Start of MATERIAL SUPPLIED
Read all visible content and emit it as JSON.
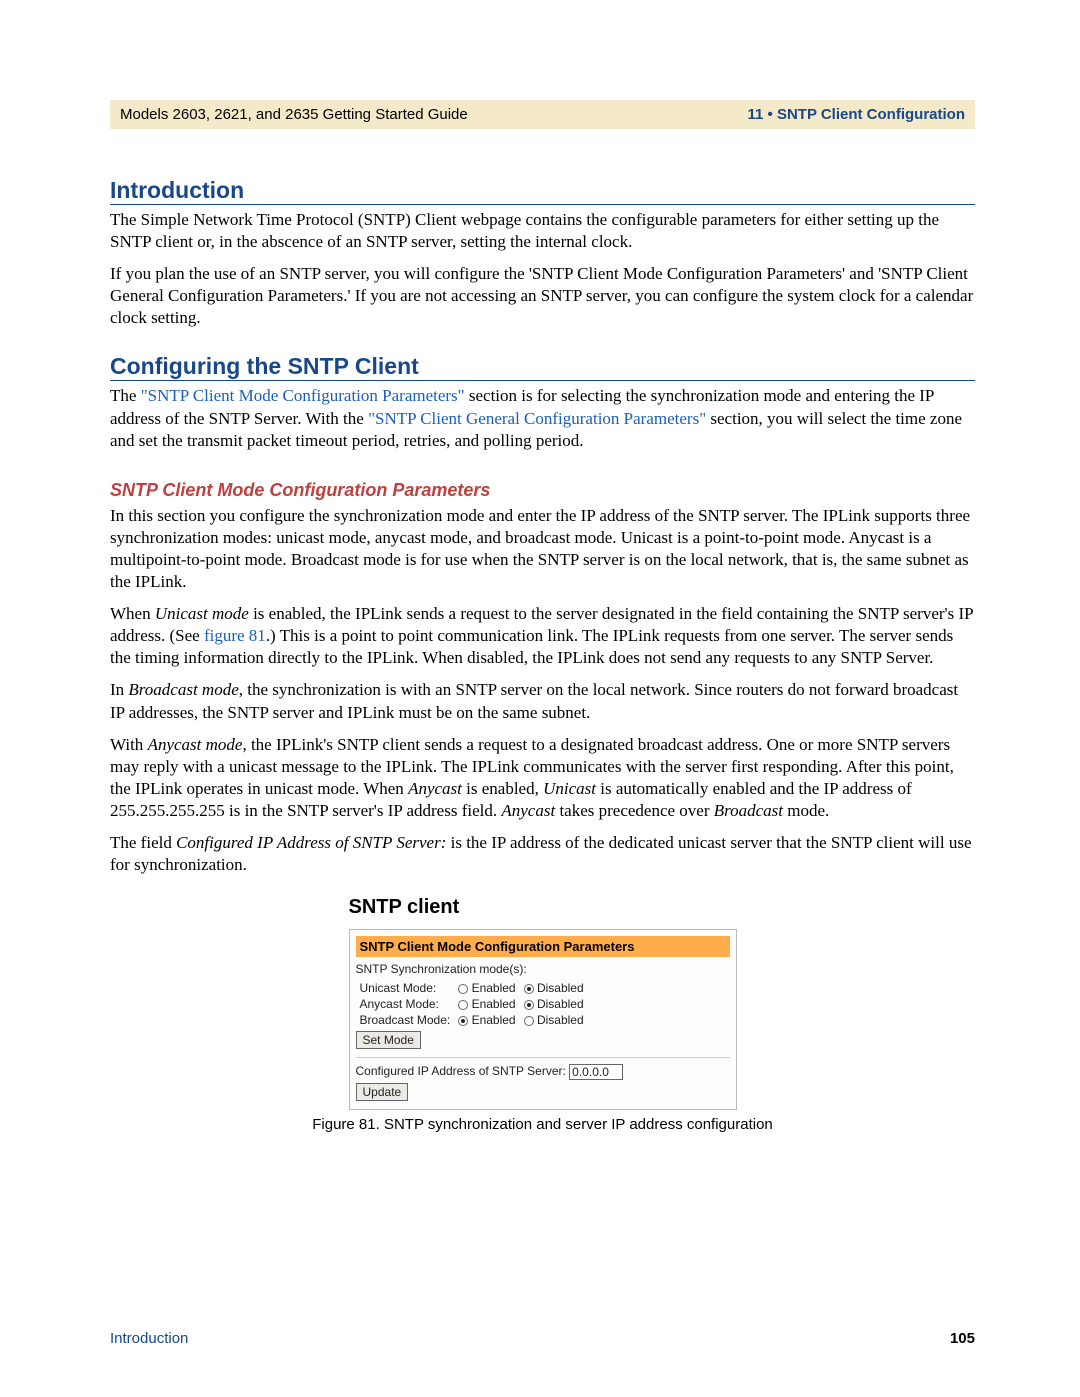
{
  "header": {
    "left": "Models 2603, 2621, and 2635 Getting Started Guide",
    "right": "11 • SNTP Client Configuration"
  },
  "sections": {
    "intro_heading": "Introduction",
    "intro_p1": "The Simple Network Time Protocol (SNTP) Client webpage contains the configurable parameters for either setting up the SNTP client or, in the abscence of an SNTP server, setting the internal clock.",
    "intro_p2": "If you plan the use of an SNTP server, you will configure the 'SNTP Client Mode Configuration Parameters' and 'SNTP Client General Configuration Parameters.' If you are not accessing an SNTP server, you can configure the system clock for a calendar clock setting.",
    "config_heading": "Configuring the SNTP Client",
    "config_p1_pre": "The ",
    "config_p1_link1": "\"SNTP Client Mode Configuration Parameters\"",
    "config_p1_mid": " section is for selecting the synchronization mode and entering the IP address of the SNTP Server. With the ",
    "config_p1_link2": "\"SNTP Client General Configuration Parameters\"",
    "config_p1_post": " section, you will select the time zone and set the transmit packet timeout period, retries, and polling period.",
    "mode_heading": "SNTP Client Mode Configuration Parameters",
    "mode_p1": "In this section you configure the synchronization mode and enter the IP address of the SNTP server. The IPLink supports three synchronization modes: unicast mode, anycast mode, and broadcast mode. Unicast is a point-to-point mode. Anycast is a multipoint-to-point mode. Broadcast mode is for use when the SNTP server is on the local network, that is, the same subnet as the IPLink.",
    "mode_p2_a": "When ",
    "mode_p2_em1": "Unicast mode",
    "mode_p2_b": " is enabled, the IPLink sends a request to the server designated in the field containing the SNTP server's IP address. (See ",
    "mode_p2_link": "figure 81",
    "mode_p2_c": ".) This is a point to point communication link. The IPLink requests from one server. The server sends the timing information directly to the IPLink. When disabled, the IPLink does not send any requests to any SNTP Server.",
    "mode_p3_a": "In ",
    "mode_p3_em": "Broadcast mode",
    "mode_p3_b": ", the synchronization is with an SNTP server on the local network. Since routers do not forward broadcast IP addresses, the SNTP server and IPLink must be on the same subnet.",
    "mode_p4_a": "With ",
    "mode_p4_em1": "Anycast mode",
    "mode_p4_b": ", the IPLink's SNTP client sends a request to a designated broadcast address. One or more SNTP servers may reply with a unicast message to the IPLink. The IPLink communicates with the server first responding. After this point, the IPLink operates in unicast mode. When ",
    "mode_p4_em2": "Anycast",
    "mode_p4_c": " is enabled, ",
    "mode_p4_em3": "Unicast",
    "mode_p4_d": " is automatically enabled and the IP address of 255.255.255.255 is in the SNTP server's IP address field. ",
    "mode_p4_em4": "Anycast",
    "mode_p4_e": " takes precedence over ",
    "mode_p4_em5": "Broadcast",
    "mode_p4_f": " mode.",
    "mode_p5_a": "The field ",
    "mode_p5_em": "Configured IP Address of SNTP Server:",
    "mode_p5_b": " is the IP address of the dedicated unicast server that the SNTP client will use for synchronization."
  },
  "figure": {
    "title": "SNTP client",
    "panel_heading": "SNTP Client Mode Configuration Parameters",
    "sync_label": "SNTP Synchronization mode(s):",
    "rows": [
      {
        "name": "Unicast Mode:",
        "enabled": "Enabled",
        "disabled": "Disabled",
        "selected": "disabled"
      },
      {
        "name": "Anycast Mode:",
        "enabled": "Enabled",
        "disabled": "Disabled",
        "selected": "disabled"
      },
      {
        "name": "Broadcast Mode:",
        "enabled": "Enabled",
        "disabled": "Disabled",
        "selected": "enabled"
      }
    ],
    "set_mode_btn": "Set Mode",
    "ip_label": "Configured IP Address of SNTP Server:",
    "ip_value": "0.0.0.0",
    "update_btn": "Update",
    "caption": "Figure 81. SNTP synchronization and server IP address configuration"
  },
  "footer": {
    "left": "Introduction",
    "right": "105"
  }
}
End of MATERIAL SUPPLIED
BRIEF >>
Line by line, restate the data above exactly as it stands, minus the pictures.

RESULT OF THIS EXERCISE >>
Read all visible content and emit it as JSON.
{
  "header": {
    "left": "Models 2603, 2621, and 2635 Getting Started Guide",
    "right": "11 • SNTP Client Configuration"
  },
  "sections": {
    "intro_heading": "Introduction",
    "intro_p1": "The Simple Network Time Protocol (SNTP) Client webpage contains the configurable parameters for either setting up the SNTP client or, in the abscence of an SNTP server, setting the internal clock.",
    "intro_p2": "If you plan the use of an SNTP server, you will configure the 'SNTP Client Mode Configuration Parameters' and 'SNTP Client General Configuration Parameters.' If you are not accessing an SNTP server, you can configure the system clock for a calendar clock setting.",
    "config_heading": "Configuring the SNTP Client",
    "config_p1_pre": "The ",
    "config_p1_link1": "\"SNTP Client Mode Configuration Parameters\"",
    "config_p1_mid": " section is for selecting the synchronization mode and entering the IP address of the SNTP Server. With the ",
    "config_p1_link2": "\"SNTP Client General Configuration Parameters\"",
    "config_p1_post": " section, you will select the time zone and set the transmit packet timeout period, retries, and polling period.",
    "mode_heading": "SNTP Client Mode Configuration Parameters",
    "mode_p1": "In this section you configure the synchronization mode and enter the IP address of the SNTP server. The IPLink supports three synchronization modes: unicast mode, anycast mode, and broadcast mode. Unicast is a point-to-point mode. Anycast is a multipoint-to-point mode. Broadcast mode is for use when the SNTP server is on the local network, that is, the same subnet as the IPLink.",
    "mode_p2_a": "When ",
    "mode_p2_em1": "Unicast mode",
    "mode_p2_b": " is enabled, the IPLink sends a request to the server designated in the field containing the SNTP server's IP address. (See ",
    "mode_p2_link": "figure 81",
    "mode_p2_c": ".) This is a point to point communication link. The IPLink requests from one server. The server sends the timing information directly to the IPLink. When disabled, the IPLink does not send any requests to any SNTP Server.",
    "mode_p3_a": "In ",
    "mode_p3_em": "Broadcast mode",
    "mode_p3_b": ", the synchronization is with an SNTP server on the local network. Since routers do not forward broadcast IP addresses, the SNTP server and IPLink must be on the same subnet.",
    "mode_p4_a": "With ",
    "mode_p4_em1": "Anycast mode",
    "mode_p4_b": ", the IPLink's SNTP client sends a request to a designated broadcast address. One or more SNTP servers may reply with a unicast message to the IPLink. The IPLink communicates with the server first responding. After this point, the IPLink operates in unicast mode. When ",
    "mode_p4_em2": "Anycast",
    "mode_p4_c": " is enabled, ",
    "mode_p4_em3": "Unicast",
    "mode_p4_d": " is automatically enabled and the IP address of 255.255.255.255 is in the SNTP server's IP address field. ",
    "mode_p4_em4": "Anycast",
    "mode_p4_e": " takes precedence over ",
    "mode_p4_em5": "Broadcast",
    "mode_p4_f": " mode.",
    "mode_p5_a": "The field ",
    "mode_p5_em": "Configured IP Address of SNTP Server:",
    "mode_p5_b": " is the IP address of the dedicated unicast server that the SNTP client will use for synchronization."
  },
  "figure": {
    "title": "SNTP client",
    "panel_heading": "SNTP Client Mode Configuration Parameters",
    "sync_label": "SNTP Synchronization mode(s):",
    "rows": [
      {
        "name": "Unicast Mode:",
        "enabled": "Enabled",
        "disabled": "Disabled",
        "selected": "disabled"
      },
      {
        "name": "Anycast Mode:",
        "enabled": "Enabled",
        "disabled": "Disabled",
        "selected": "disabled"
      },
      {
        "name": "Broadcast Mode:",
        "enabled": "Enabled",
        "disabled": "Disabled",
        "selected": "enabled"
      }
    ],
    "set_mode_btn": "Set Mode",
    "ip_label": "Configured IP Address of SNTP Server:",
    "ip_value": "0.0.0.0",
    "update_btn": "Update",
    "caption": "Figure 81. SNTP synchronization and server IP address configuration"
  },
  "footer": {
    "left": "Introduction",
    "right": "105"
  }
}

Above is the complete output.